Where in the material does the word "secs" appear? Copy each line that has it.

◆ **SUPPLIED MATERIAL**
========================================================================
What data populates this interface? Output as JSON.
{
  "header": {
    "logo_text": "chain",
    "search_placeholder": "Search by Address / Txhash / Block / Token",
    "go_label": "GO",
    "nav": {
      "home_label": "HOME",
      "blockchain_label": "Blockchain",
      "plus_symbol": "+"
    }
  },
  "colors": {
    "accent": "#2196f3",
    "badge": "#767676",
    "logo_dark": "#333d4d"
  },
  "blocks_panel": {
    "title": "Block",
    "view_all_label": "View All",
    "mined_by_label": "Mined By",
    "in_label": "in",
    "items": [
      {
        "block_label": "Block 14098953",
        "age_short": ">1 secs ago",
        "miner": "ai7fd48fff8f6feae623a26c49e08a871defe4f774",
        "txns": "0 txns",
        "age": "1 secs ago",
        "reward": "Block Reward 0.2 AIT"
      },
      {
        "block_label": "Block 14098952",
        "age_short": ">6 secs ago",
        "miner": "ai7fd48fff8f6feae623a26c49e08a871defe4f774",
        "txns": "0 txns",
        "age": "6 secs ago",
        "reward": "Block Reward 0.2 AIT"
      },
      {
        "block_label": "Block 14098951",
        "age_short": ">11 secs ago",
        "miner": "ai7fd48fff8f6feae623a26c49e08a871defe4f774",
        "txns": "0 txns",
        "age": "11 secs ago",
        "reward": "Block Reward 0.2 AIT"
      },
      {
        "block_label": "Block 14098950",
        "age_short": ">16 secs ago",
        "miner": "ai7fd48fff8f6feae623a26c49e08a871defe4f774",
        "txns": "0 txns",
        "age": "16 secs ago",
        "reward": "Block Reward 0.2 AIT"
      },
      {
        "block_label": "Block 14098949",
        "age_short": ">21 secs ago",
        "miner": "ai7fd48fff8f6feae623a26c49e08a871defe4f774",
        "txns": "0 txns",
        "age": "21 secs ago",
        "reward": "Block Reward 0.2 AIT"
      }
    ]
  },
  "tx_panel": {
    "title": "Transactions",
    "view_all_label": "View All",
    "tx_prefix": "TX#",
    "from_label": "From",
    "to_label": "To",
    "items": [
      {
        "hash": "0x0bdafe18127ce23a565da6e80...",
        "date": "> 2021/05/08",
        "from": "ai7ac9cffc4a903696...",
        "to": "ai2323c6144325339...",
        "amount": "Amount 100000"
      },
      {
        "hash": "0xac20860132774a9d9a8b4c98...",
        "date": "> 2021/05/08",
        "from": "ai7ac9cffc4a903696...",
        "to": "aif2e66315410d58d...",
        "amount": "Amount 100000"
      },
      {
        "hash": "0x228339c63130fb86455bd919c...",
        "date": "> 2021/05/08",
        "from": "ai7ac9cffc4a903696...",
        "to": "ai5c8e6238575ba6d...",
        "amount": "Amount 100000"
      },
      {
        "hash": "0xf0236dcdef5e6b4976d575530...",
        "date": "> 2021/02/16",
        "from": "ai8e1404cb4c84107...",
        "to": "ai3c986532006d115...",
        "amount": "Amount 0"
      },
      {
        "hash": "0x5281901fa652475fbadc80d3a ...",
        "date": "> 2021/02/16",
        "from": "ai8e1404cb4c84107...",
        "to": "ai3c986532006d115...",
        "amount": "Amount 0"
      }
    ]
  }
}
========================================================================
◆ **ANSWER FOR THE TASK**
        "age_short": ">1 secs ago",
        "age": "1 secs ago",
        "age_short": ">6 secs ago",
        "age": "6 secs ago",
        "age_short": ">11 secs ago",
        "age": "11 secs ago",
        "age_short": ">16 secs ago",
        "age": "16 secs ago",
        "age_short": ">21 secs ago",
        "age": "21 secs ago",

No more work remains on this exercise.